In the next few months, there are likely to be several trips up and down Pennsylvania Avenue, although more are expected from the Congress northwest than from the White House southeast, as the president - and most of his administration - have adopted a no-compromise stance on most everything, a rather arrogant way of using one's political capital. Eventually, the parties from the two ends of Washington's central axis of power must fund the troops in Iraq, with or without a pull-out date. That is not only a political reality, but a moral one, given that we put them there in the first place by the original war vote now several years ago. The president knows he has the upper hand in this matter. But he must also realize that future appropriations may be in jeopardy if he does not arrive at some degree of compromise, one where both the administration and the Congress can save face and move on to the next stage of governing the Republic. Neither truly wants the Constitutional showdown waiting in the wings, as both have problems from their positions. The president can not legally spend any money not authorized by a vote of the Congress, outside of some internal movement of money from one already-existing appropriation to another. Those caches will run out sooner rather than later. At the other end, while the Congress can pay for a war, it does not have the power to conduct one. The title Commander-In-Chief applies to one and only one person, and in this case, his name is George W. Bush.

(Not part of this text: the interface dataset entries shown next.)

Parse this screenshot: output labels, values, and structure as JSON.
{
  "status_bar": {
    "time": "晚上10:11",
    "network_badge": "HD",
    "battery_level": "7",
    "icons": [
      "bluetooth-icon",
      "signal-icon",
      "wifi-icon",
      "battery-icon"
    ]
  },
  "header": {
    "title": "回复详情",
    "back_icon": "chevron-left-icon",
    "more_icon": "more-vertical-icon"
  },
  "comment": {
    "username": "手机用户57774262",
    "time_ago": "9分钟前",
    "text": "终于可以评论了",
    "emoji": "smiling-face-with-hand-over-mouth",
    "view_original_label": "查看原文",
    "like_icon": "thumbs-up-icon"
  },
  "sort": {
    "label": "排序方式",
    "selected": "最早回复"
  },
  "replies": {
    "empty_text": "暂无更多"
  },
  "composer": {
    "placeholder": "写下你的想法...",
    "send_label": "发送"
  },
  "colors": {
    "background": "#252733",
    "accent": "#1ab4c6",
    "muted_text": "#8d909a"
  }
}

How long must we wait? In all honesty, probably through another cycle of federal elections. That means January, 2009. That is also the month President Bush is scheduled to vacate both the Oval Office and the bully pulpit he has been occupying since his first election, by a 5 to 4 vote, back in 2001. My father and I have had a comical but grave discussion about the possibility of Bush declaring he isn't willing to leave, due to some dire circumstances in which such a change-of-command might put the Republic. He may declare he can't leave - there may even be some provision somewhere in the not-fully-read but hastily-passed Patriot Act allowing him to remain under some special section having to do with a country at war with no end in sight. It isn't beyond the imagination in the current state of affairs. The president believes that he is the sole controller of the government. Until we the people voted last November, that statement was the de facto truth. But the elections of people like John Yarmuth and Baron Hill, and others across the nation changed that. Until a few more changes are made in the country's representation both in the House and the Senate, we still have our work cut out for us.

So, the journeys begin and will continue, up and down the grandest boulevard in the nation, Pennsylvania Avenue NW. Six hundred forty-nine days remain in the term of the current junta controlling the residency at 1600 Pennsylvania Avenue, NW, Washington, D. C. Redemption draweth nigh.

1 comment:

Anonymous said...

You are not the only one who questions how eager Mr. Bush will be to vacate his postion.


The Archives at Milepost 606


Louisville, Kentucky, United States
Never married, liberal Democrat, born in 1960, opinionated but generally pleasant, member of the Episcopal Church. Graduate of Prestonia Elementary, Durrett High, and Spalding University; the first two now-closed Jefferson County Public Schools, the latter a very small liberal arts college in downtown Louisville affiliated with the Roman Catholic Sisters of Charity of Nazareth. My vocation and avocation is politics. My favorite pastime is driving the backroads of Kentucky and southern Indiana, visiting small towns, political hangouts, courthouses, churches, and cemeteries. You are welcome to ride with me sometime.